| Description of the task |
Which lines of the material hold the word "branch"? Copy each one.

____

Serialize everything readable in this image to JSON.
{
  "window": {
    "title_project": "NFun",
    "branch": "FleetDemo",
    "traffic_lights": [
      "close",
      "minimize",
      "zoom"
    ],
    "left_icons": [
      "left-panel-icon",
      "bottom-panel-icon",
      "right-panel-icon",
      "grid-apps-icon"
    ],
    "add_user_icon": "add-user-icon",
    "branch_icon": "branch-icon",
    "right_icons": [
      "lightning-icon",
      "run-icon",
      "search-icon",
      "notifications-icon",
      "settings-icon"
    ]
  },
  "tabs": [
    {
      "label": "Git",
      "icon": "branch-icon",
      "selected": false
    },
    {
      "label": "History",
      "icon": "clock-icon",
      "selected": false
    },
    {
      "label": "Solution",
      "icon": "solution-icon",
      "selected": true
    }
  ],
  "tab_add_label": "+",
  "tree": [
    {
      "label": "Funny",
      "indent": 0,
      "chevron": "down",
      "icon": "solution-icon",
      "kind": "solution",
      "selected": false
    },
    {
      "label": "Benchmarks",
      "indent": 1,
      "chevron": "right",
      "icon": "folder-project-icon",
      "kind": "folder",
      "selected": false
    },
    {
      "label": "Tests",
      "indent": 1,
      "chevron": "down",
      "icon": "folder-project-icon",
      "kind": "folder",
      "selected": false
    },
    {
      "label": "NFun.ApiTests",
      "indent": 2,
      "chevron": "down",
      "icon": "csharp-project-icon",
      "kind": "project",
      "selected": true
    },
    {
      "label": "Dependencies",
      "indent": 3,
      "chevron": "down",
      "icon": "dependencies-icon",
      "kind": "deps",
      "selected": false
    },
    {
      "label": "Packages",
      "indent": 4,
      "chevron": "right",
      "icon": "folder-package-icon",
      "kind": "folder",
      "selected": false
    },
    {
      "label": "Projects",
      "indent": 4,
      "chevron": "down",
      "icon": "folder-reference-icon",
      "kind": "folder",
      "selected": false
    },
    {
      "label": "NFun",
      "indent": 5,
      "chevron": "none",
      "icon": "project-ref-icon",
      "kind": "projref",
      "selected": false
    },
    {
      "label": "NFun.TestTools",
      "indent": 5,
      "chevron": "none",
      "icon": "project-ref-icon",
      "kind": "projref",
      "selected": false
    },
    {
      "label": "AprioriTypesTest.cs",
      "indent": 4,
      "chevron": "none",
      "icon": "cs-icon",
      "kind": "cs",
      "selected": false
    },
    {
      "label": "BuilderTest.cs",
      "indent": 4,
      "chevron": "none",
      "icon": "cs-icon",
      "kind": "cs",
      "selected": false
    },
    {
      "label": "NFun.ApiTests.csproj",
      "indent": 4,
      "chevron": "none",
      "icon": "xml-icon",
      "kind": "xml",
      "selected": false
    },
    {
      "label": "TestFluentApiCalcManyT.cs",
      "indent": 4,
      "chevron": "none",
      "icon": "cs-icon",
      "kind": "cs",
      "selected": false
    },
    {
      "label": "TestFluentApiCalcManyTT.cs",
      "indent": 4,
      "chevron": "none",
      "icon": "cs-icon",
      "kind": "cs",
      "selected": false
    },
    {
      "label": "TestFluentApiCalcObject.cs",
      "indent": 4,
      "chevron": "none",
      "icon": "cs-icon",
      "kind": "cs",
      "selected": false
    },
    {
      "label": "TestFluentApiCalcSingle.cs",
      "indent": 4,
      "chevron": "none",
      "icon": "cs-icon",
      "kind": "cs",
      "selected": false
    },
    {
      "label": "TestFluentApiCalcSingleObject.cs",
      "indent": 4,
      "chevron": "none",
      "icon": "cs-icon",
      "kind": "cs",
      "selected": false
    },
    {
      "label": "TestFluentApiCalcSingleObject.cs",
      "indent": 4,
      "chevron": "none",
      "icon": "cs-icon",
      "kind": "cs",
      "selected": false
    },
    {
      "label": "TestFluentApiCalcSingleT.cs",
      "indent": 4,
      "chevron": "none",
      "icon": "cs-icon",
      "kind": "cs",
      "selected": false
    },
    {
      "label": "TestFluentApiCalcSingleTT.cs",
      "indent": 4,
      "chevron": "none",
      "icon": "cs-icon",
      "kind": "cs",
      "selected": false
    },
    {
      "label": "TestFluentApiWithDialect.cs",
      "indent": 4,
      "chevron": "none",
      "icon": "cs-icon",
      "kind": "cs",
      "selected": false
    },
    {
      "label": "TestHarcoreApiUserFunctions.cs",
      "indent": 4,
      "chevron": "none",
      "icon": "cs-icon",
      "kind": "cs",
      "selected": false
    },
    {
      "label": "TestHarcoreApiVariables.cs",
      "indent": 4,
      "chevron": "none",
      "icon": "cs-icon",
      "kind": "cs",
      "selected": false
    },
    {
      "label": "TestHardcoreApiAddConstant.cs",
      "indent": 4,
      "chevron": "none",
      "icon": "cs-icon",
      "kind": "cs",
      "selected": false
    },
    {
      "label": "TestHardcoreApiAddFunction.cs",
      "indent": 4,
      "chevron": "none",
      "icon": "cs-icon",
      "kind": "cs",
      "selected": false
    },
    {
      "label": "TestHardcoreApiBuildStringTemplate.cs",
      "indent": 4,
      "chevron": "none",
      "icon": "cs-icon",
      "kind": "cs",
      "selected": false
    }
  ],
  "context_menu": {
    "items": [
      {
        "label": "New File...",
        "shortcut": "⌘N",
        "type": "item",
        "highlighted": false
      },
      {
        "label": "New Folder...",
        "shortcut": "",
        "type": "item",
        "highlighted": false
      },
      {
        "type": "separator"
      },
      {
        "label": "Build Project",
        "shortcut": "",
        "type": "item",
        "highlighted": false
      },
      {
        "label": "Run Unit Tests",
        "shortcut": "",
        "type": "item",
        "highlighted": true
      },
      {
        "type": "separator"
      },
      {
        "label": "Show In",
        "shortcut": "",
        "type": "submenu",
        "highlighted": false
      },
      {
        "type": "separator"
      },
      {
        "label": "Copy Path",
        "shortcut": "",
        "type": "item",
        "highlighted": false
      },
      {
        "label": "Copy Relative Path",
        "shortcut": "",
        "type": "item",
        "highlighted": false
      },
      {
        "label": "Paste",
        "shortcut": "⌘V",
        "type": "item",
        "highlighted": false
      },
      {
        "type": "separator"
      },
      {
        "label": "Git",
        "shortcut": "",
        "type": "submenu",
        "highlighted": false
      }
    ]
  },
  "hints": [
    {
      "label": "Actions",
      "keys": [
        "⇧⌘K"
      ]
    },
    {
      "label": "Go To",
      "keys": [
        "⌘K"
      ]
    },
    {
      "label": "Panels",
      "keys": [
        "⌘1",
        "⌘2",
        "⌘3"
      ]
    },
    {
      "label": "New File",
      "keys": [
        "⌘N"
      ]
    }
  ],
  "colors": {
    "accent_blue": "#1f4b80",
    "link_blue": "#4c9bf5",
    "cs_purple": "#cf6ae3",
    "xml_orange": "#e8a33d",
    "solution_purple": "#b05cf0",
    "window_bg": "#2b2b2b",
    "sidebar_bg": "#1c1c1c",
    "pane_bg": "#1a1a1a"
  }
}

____

| Output of the exercise |
    "branch": "FleetDemo",
    "branch_icon": "branch-icon",
      "icon": "branch-icon",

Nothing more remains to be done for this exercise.